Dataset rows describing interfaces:
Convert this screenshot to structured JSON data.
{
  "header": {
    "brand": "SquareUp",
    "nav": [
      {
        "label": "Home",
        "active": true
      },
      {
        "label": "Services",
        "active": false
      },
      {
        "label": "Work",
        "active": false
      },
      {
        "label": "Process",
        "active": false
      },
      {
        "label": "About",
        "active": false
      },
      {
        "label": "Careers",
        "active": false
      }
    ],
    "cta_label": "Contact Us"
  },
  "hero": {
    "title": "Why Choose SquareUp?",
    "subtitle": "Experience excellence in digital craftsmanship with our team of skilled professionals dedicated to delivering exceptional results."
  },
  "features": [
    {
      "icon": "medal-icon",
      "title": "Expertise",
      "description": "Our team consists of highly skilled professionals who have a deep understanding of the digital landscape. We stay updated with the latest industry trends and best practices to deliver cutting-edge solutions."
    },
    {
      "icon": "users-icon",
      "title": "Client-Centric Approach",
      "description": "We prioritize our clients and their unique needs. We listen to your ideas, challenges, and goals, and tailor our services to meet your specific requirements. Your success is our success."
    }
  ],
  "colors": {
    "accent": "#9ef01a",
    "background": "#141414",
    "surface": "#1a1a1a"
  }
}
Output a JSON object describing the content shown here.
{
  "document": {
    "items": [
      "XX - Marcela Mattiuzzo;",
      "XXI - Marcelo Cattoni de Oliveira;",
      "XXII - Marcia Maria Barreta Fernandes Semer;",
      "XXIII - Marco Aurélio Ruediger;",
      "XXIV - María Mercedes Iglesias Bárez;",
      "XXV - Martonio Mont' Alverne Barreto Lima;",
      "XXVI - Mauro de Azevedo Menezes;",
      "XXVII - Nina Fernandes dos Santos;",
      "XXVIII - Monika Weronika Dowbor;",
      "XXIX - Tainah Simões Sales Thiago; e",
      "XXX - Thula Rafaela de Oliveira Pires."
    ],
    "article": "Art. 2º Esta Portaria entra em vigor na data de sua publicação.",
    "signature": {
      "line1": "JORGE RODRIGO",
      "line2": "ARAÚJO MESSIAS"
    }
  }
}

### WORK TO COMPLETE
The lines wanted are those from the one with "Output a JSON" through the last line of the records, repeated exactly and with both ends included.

### EXERCISE SOLUTION
Output a JSON object describing the content shown here.
{
  "document": {
    "items": [
      "XX - Marcela Mattiuzzo;",
      "XXI - Marcelo Cattoni de Oliveira;",
      "XXII - Marcia Maria Barreta Fernandes Semer;",
      "XXIII - Marco Aurélio Ruediger;",
      "XXIV - María Mercedes Iglesias Bárez;",
      "XXV - Martonio Mont' Alverne Barreto Lima;",
      "XXVI - Mauro de Azevedo Menezes;",
      "XXVII - Nina Fernandes dos Santos;",
      "XXVIII - Monika Weronika Dowbor;",
      "XXIX - Tainah Simões Sales Thiago; e",
      "XXX - Thula Rafaela de Oliveira Pires."
    ],
    "article": "Art. 2º Esta Portaria entra em vigor na data de sua publicação.",
    "signature": {
      "line1": "JORGE RODRIGO",
      "line2": "ARAÚJO MESSIAS"
    }
  }
}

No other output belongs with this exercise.